(Here’s de la Torre speaking at an Associated Industries of Massachusetts forum in September on the launch of Steward’s new health plan.)
Continue reading

Nurses Vs. Steward: Walk-Out At Quincy Medical Center Meeting

Sounds like a particularly stormy night in Quincy last night. The Patriot Ledger’s Jack Encarnacao reports here that a hearing at Quincy High School on Steward Healthcare System’s plan to buy the foundering Quincy Medical Center turned into a knock-down-drag-out (well, not literally) fight over nurses’ pensions, and dozens of nurses walked out. He writes:
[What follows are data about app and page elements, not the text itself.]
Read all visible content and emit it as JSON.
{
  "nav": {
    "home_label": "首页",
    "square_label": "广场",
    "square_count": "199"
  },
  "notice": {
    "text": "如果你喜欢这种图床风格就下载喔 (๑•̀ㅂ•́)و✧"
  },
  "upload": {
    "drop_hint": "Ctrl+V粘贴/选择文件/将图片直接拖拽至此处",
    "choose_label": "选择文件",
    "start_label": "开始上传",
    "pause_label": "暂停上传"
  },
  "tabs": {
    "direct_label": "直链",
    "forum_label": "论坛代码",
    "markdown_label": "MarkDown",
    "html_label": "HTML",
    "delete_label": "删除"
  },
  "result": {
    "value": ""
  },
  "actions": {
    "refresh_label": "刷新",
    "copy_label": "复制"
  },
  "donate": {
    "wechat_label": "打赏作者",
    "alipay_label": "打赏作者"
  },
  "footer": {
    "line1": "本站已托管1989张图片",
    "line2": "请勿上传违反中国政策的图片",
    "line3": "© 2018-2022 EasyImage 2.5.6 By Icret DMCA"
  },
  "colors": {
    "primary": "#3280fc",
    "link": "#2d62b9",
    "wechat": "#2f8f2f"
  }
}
QUINCY — A public hearing on the proposed sale of Quincy Medical Center became a battleground in a labor fight between the prospective owner and nurses from other hospitals it has bought.
Dozens of members of the Massachusetts Nurses Association walked out of Tuesday night’s hearing at Quincy High School as a lawyer for Steward Health Care accused the union of distorting facts about the dispute over a pension plan.
“They are willing to let these important community hospitals potentially close, taking with them thousands of jobs and creating economic chaos, all because they want more than ever and don’t care who is hurt in the process,” Joseph Maher, Steward’s general counsel, said of the union.
The Massachusetts Nurses Association asked the state attorney general to delay approvals of Steward’s purchase of Quincy Medical Center and Morton Hospital in Taunton until the issue is resolved. The nurses submitted signed petitions Tuesday to Steward CEO Ralph de la Torre calling for a resolution to the dispute.

Will the nurses’ complaints slow the sale of Quincy Medical Center to Steward? Not judging by how Jack’s story ends:

While some speakers at Tuesday’s hearing expressed concern about the labor dispute, all stated support for Steward’s $34 million purchase of the financially ailing Quincy Medical Center.
“Quincy needs a hospital,” said state Rep. Ronald Mariano of Quincy. “I’m more concerned about what happens if we don’t make this deal.”

Steward Continues Buying Spree; Globe Reports Deal for Lowell Hospital

The Boston Globe’s Rob Weisman reports here:

Steward Health Care System this morning unveiled its second deal in the past four days to acquire an eastern Massachusetts hospital, saying it has a letter of intent to buy Saints Medical Center in Lowell.

Saints is a 157-bed Catholic community hospital formed through the merger of two separate local hospitals in the late 1990s. Under the letter of intent, it will retain its Catholic identity as it affiliates with Steward, which runs six other Catholic hospitals in the state, including St. Elizabeth’s Medical Center and Carney Hospital in Boston.

Financial terms will be negotiated in an asset purchase agreement, which is expected to take another 30 to 60 days.

For more background and a helpful overview of what it may mean as more hospitals shift from non-profit to for-profit status, see last week’s Globe story on the topic here.

Caritas Owners Keep On Buying

The new owners of the Caritas Christs hospitals, continue their buying spree

Continuing their local acquisition spree, Cerberus Capital Management, the private equity firm that last month bought the six formerly non-profit Caritas Christi hospitals (and formed the company Steward Health Care Systems LLC to run the chain) will purchase two more Massachusetts hospitals, The Boston Globe reports.

The 124-bed Merrimack Valley Hospital in Haverhill and 57-bed Nashoba Valley Medical Center in Ayer — both owned by Essent Healthcare of Nashville — will be sold to Steward for a price the parties, both private businesses, aren’t disclosing.